Anything we say, do, or type is likely recorded in some way and this will only increase in the future. This isn’t just the premise of a sci-fi movie, this is real life.
The need for us to say what we mean, mean what we say, and do what we say we believe in is only going to grow. And if we make mistakes, instead of trying to hide our transgressions, we would be better off to admit them, ask for forgiveness, and continue to try to live into our values as best we can.
This is something that I preach to many of my clients. Most of the ones I like to work with are already using some sort of value-based approach to business.
Along with craving something real and wanting truth, my generation and the next are demanding that businesses stand for something.
When I first started a business over 10 years ago, I didn’t want to align myself too much with any cause or community, in fear of pushing away other business. I wanted to leave myself open to work with anybody.
And while I think that we should still keep an open mind and have the ability to put personal differences aside to create good work, consumers now want to purchase from companies that they share values with. And companies are having to take a stance.
Most of the time, this has the opposite effect that I feared 10 years ago. Sure, it will alienate some people. But it will make the people who share your values respect you even more than before. Often, tt creates more work and the ability for us to go deeper instead of broader.
Later today I’m working with a carpentry company that plasters its values on the homepage of their website. If a job does not drive them towards their mission and keep their constitution intact, they do not do it. That is why they are scaling so fast.
They are committed to their ethos.
It is admittedly easier said than done, but I believe we are on the brink of an Authenticity Revolution and the sooner we start being our true selves, the better — for us and for the world.
Rain Bennett is a two time Emmy-nominated filmmaker, fitness professional, public speaker, and writer. His mission is simple: to help people realize that they too can be great, no matter where they come from or what they start with. It just takes passion, persistence, and a plan.
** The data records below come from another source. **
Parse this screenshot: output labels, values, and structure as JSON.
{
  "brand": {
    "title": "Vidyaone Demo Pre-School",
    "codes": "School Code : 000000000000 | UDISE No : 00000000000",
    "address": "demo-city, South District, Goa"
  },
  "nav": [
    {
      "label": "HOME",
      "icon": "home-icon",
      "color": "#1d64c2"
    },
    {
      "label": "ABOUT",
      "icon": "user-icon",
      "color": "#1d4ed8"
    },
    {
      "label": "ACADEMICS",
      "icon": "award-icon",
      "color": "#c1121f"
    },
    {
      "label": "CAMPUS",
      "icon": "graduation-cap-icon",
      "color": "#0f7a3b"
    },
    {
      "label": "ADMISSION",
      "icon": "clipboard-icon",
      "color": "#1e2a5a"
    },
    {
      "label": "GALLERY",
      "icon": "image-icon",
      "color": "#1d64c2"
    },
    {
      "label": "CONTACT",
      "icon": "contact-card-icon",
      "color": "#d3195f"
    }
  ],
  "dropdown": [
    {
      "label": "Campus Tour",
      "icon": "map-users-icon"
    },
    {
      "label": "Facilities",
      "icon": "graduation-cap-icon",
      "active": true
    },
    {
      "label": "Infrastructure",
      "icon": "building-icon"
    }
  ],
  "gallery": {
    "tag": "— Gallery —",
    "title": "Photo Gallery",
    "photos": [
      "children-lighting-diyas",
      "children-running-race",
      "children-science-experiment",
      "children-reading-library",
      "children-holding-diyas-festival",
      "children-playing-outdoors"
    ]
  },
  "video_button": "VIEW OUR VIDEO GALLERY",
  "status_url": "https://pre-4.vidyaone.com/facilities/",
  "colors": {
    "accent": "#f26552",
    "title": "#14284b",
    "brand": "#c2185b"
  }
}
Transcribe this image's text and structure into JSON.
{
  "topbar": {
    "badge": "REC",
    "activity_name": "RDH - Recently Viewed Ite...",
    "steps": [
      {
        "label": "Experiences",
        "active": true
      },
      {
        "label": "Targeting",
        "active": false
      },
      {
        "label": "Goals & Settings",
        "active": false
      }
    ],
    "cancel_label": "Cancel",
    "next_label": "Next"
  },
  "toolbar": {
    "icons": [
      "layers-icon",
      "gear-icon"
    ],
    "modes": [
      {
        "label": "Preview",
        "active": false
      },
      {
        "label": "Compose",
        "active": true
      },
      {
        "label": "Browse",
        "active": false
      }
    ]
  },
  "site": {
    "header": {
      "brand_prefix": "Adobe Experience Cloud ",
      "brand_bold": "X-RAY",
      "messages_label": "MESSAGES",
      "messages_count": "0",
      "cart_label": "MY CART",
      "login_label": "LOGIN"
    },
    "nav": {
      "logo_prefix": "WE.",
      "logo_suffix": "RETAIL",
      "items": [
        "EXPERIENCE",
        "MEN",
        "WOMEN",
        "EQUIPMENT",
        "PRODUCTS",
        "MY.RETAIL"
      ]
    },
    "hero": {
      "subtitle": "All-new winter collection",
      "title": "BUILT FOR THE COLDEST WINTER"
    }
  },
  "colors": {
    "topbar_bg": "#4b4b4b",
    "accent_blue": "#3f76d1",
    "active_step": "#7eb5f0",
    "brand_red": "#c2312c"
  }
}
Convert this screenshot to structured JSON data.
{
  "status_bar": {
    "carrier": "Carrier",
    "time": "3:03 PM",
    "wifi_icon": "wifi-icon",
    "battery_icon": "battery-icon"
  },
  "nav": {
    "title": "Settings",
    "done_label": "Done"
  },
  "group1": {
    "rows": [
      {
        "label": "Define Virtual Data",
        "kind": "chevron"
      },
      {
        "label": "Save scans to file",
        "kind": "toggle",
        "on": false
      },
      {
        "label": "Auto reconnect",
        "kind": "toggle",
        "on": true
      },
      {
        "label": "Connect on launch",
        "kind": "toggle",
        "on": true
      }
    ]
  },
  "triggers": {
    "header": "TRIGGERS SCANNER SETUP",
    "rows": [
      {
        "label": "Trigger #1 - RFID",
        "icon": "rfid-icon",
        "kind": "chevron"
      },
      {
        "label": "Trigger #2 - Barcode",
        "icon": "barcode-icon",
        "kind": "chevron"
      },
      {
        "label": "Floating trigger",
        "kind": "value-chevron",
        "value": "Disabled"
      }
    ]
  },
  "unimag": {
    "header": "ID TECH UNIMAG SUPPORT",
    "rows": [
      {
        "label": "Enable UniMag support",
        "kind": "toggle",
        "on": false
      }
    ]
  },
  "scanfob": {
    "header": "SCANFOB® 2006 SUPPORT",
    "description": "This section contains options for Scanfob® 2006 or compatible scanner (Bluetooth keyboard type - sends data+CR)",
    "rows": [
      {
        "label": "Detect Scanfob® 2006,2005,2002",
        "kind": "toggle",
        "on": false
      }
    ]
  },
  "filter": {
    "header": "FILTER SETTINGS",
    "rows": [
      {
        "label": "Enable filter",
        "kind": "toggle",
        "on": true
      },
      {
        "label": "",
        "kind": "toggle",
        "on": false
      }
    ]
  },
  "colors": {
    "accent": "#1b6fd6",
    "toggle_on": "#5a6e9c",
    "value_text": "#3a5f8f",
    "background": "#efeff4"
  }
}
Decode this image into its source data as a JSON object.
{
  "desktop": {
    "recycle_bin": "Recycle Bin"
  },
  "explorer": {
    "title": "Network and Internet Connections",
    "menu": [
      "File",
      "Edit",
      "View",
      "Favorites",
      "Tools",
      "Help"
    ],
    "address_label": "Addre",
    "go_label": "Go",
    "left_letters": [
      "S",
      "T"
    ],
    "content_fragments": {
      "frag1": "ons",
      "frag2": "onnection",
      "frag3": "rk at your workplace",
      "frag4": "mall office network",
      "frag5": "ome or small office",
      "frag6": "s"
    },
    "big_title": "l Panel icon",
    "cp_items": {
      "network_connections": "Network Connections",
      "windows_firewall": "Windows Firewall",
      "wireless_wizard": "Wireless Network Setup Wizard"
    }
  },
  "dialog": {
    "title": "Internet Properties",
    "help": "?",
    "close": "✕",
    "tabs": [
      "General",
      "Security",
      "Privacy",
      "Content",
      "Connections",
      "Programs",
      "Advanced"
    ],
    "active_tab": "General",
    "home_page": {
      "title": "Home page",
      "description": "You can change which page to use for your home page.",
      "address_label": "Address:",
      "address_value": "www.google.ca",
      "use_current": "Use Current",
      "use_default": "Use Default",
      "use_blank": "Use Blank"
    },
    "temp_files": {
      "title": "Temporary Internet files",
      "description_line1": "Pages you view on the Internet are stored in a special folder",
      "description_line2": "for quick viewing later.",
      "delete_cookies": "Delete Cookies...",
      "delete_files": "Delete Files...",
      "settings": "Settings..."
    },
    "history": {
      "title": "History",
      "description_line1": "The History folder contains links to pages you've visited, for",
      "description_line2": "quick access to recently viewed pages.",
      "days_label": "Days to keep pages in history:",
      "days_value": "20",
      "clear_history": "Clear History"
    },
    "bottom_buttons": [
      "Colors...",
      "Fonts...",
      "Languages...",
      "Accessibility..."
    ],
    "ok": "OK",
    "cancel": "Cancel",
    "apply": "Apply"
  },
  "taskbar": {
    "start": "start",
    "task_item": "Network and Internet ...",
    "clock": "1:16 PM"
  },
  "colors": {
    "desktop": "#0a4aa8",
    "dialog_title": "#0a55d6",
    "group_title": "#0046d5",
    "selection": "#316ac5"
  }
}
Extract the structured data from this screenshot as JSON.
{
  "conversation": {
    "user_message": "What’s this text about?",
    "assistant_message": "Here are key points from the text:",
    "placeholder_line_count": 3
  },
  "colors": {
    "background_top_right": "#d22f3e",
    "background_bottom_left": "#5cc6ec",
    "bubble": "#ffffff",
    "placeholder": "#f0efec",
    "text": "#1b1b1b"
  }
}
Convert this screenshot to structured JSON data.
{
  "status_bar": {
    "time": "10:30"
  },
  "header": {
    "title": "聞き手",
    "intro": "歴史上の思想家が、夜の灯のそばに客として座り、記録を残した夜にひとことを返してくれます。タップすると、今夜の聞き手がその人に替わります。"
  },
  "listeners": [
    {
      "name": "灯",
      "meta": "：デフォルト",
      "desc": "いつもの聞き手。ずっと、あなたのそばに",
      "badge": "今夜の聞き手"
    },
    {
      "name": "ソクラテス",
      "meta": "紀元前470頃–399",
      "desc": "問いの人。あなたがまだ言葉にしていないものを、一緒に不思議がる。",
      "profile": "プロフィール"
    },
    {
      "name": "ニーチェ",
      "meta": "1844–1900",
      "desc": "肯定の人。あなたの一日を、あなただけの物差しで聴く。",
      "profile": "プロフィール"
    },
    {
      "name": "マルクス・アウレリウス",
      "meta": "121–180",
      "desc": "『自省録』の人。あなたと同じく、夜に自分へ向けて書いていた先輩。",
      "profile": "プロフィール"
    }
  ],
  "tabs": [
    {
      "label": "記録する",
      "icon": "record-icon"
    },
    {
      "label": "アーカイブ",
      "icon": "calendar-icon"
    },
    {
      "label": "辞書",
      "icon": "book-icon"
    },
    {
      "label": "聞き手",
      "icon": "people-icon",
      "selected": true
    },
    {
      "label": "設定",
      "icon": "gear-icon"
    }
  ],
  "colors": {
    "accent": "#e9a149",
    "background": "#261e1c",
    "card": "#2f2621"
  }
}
Bennett directed and produced his first feature length documentary in true indie fashion by traveling the world with only a backpack and a Canon DSLR camera. That film, Raise Up: The World is Our Gym won “Best of the Fest” at the Hip Hop Film Festival NYC and received global distribution through Red Bull Media House. He’s been featured in publications like Men’s Health and Sports Business Global and is a regular contributor to Breaking Muscle. When he’s not making movies or training clients at Sync Studio in Durham, he’s hosting a new webseries called The Perfect Workout Show.